sic vos non vobis

NOTE: This week's word brought to you by the United States Internal Revenue Service.


Computer Husbandry and Reticulture

The field is most generically "Technology Husbandry" for those people involved in managing technological artifacts through their life cycles (by analogy with Animal Husbandry). Among the branches of the field are Mechanical Husbandry, Electronic Husbandry, and more specifically Computer Husbandry.



HINT: It is not "a poisonous substance causing an inability to write".



HINT: It is not "an iceberg that has managed to wander near the equator."



Wind breakers

Why is it that its OK to buy a wind breaker... and its OK to wear a wind breaker...but, if you ever actually manage to break wind, its no longer OK?


The Universe is a two’s complement machine

What follows is a transcription of Item 154 (by R.W. "Bill" Gosper) of HAKMEM, a 1972 memo from the MIT Artificial Intelligence Laboratory.

HAKMEM is full of interesting tidbits (some others are pointed out in The Jaron File).


The trouble with triples (and other tuples)

Ever since I first studied discrete mathematics and read Paul R. Halmos' Naive Set Theory, I've been bothered by the conventional definition of tuples in terms of sets.

Perl Shell mentioned in Linux Journal

In the 2003-04 issue of Linux Journal, David A. Bandel mentions The Perl Shell (psh) in an item of the UPFRONT department on page 12.


Hubble, Hubble toil and trouble

(With apologies to Shakespeare)

"Double, double toil and trouble; Fire burn and cauldron bubble."

William Shakespeare, Macbeth (1606) act 4, scene 1, line 14

The 2003-02-15 issue of NewScientist has an article titled "Our Universe in glorious detail" on pages 12-13, about results from the Microwave Anisotropy Probe (MAP). On page 12 is a small sidebar "Our Universe: The Facts", which contains (among others) the following two items:

  • Age: 13.7 billion years
  • Hubble constant (expansion rate): 71 km/sec/megaparsec

Since I'm interested in pregeometry (a term coined in the 1977 paper "Is physics legislated by cosmogony?" by J. A. Wheeler and C. M. Patton, and meaning "...something deeper than geometry, that underlies both geometry and particles."), I wondered what the above would entail at the Planck scale.

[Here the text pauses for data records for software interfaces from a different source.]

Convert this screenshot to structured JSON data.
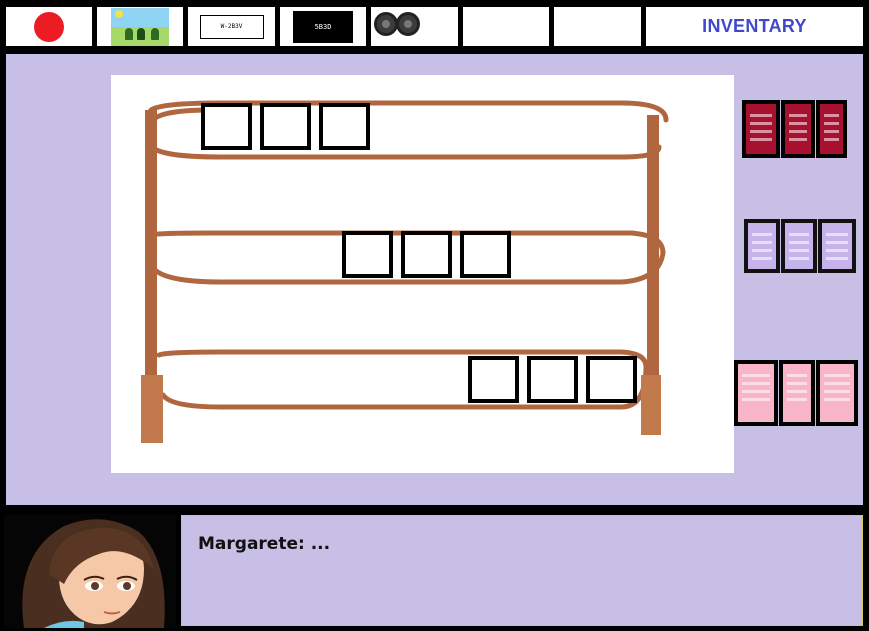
{
  "inventory": {
    "title": "INVENTARY",
    "slots": [
      {
        "icon": "red-dot-icon",
        "color": "#ed1c24"
      },
      {
        "icon": "landscape-picture-icon"
      },
      {
        "icon": "white-note-icon",
        "text": "W-2B3V"
      },
      {
        "icon": "black-note-icon",
        "text": "5B3D"
      },
      {
        "icon": "wheels-icon"
      },
      {
        "icon": "empty"
      },
      {
        "icon": "empty"
      }
    ]
  },
  "shelf": {
    "rows": 3,
    "slots_per_row": 3,
    "colors": {
      "wood": "#b0673f",
      "panel": "#ffffff",
      "background": "#c8bfe7"
    }
  },
  "books": {
    "groups": [
      {
        "color_name": "dark-red",
        "color": "#a8102f",
        "count": 3
      },
      {
        "color_name": "lilac",
        "color": "#c7b3ec",
        "count": 3
      },
      {
        "color_name": "pink",
        "color": "#f8b4c8",
        "count": 3
      }
    ]
  },
  "dialogue": {
    "speaker": "Margarete",
    "text": "...",
    "line": "Margarete: ..."
  },
  "colors": {
    "accent": "#3f48cc",
    "panel_purple": "#c8bfe7",
    "frame": "#000000"
  }
}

Python::Bytecode::SAX Version 0.1 Released

I just released version 0.1 of the Python::ByteCode::SAX Perl Module.

@INC hooks: there should be two kinds (IMO)

Seems like there are two different ways one might want to hook into @INC. The first is to provide an alternate location (see my Import Subversion example). This works fine by allowing coderefs in the @INC array.

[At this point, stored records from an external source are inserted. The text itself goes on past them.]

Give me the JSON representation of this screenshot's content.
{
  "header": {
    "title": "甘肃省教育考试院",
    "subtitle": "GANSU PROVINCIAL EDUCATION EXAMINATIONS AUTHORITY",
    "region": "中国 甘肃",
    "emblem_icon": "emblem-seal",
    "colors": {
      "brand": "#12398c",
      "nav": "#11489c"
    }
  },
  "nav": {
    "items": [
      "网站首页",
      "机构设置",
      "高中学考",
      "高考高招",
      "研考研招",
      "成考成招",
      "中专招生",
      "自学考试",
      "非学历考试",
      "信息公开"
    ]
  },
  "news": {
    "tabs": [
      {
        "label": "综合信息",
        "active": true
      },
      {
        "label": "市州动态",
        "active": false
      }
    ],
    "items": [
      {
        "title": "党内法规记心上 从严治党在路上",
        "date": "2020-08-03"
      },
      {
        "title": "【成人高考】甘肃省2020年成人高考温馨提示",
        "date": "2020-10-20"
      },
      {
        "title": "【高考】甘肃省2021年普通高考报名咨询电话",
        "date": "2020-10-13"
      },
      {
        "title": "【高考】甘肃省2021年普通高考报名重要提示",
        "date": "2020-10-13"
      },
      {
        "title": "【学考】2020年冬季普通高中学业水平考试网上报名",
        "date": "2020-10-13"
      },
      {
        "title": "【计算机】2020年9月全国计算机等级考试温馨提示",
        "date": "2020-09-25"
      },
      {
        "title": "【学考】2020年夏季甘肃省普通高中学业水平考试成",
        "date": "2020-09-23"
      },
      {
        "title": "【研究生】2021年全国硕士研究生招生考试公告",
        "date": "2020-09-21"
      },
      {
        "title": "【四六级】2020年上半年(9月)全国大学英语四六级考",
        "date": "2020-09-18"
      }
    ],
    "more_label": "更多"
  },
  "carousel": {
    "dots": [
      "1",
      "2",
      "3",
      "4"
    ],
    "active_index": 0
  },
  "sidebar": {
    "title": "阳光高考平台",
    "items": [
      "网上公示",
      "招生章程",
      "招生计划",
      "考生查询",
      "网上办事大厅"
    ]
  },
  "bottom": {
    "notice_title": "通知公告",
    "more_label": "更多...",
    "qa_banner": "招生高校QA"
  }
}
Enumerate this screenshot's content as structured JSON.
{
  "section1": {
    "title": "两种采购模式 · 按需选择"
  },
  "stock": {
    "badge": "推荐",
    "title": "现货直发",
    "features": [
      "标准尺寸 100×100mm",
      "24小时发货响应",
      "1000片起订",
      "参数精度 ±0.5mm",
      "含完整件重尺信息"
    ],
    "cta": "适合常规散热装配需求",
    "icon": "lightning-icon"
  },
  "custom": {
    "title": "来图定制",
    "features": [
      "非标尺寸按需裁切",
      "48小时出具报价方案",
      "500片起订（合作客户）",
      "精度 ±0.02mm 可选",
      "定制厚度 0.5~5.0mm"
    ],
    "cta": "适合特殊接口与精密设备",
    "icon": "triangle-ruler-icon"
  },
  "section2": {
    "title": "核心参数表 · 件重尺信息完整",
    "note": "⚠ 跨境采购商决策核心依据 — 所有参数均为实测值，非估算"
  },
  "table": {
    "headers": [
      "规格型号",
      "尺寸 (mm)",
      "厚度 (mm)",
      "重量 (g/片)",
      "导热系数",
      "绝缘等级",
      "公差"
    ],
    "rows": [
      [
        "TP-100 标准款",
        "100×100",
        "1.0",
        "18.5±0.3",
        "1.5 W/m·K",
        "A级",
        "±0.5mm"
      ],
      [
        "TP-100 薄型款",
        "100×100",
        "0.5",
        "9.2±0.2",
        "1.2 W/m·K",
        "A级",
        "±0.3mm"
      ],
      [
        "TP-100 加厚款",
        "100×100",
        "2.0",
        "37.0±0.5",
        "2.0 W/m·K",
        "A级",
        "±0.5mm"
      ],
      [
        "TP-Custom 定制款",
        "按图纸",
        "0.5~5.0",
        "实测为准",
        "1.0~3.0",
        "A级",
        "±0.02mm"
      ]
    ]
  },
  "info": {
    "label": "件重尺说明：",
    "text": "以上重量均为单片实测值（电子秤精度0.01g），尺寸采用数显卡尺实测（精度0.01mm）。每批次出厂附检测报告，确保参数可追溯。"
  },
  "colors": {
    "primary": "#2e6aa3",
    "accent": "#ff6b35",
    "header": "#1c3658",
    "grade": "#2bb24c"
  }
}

The Peer Theorem

The Peer Theorem states "Other people are my peers". It is the fundamental underlying organizing principle of social interaction. Without some form of the Peer Theorem with reasonably wide acceptance, there can be no persistent social arrangement among people.

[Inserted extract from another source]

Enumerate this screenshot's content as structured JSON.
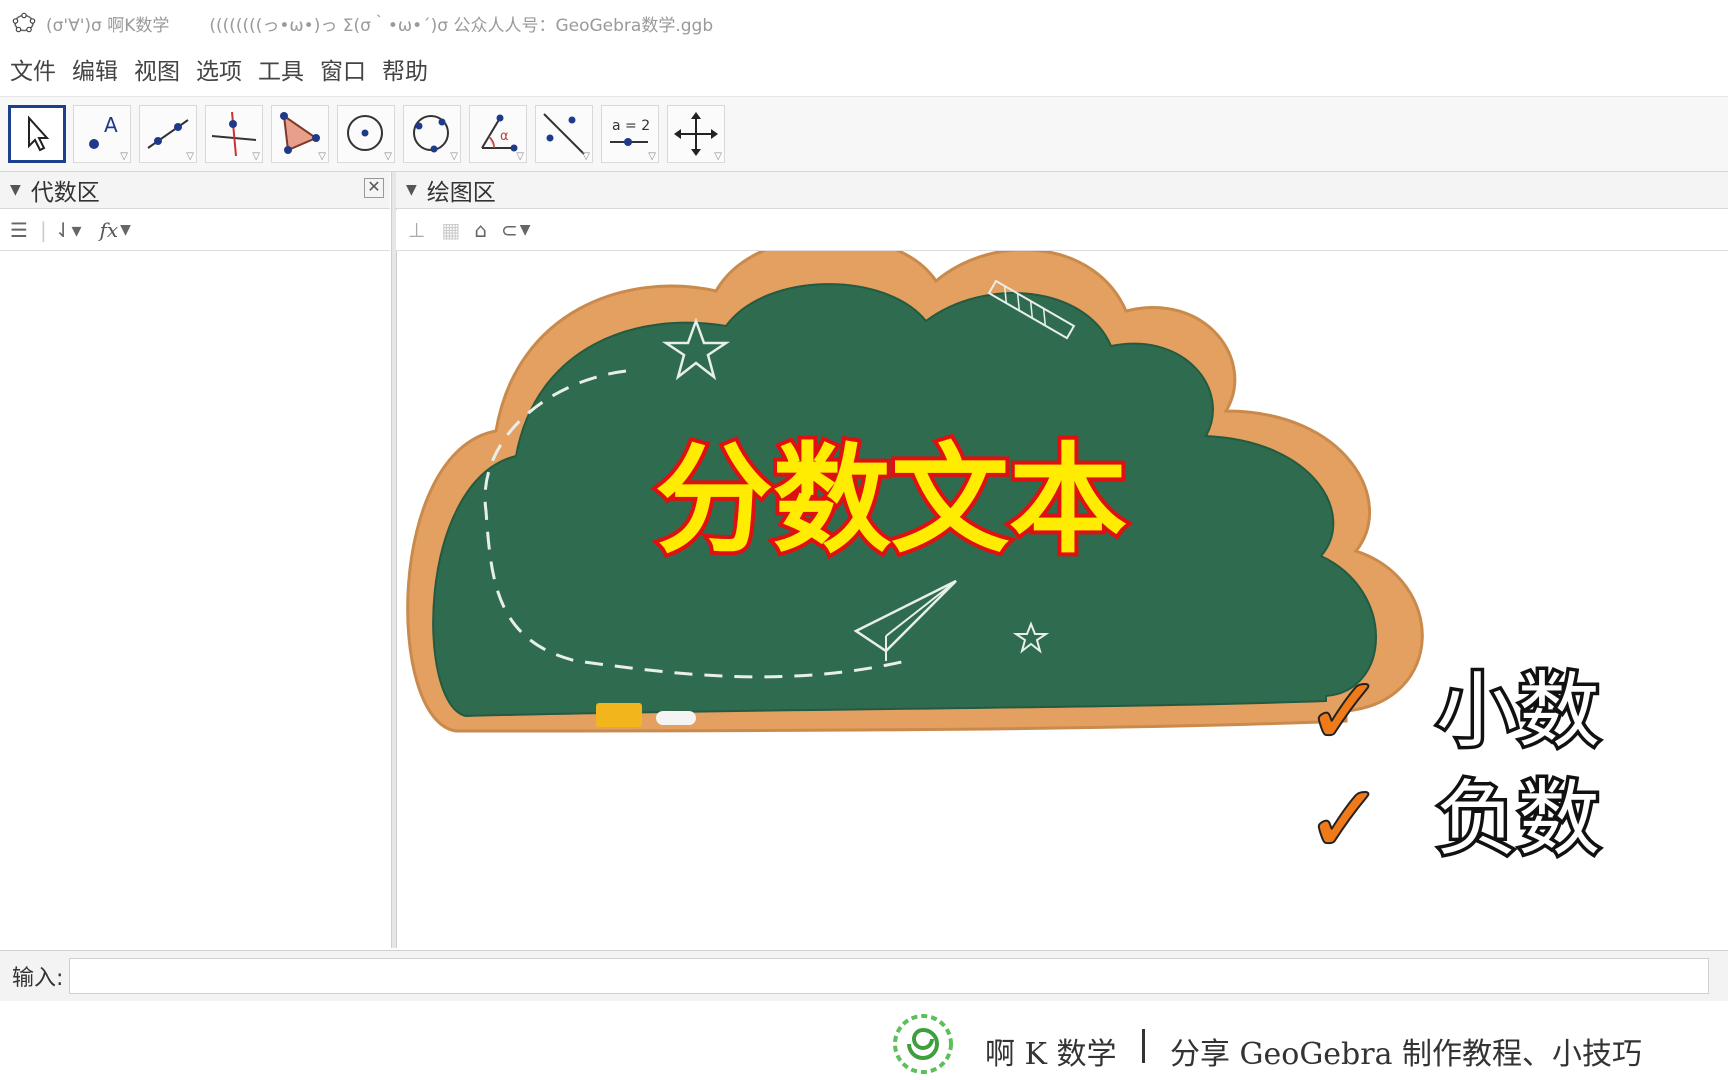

NOTE: This is a followup to People Are Not Commodities! and UPDATED: People Are Not Commodities!.


Great Spirits

"Great spirits have always encountered violent opposition from mediocre minds."

— Albert Einstein (1879-1955)


POD Text Formatter Plugin 0.1 for Movable Type Released

NOTE: Since Gregor's World is no longer implemented with Movable Type, this article has been edited to show first what the rendered output used to look like, then what the input that generated it looked like.



France and Germany on Iraq — Diagnosed

I've been looking for a place to use this line since 2001-10-03...

France and Germany are failing to think straight about the Iraq situation because they are suffering from a Euro-Logic disease.

UPDATED: Hey! I’m Talkin’ Over Here!

UPDATED: People Are Not Commodities!

The original entry is worded strangely, but it does still ring true (or at least possible) to me. In contemporary American society, one tends to encounter many people in a day, but without much real interaction with them (ordering fast food or checking out at the grocery store doesn't count as real interaction). In most of these encounters, the other person is performing a function and could just as well have been any of a number of other people. Their unique character doesn't matter (and in some cases is obscured by their robot-like behavior anyway, but I digress...).

Getting Things Done

Nothing is ever done in this world until men are prepared to kill one another if it is not done.

George Bernard Shaw, Major Barbara (1907), act 3.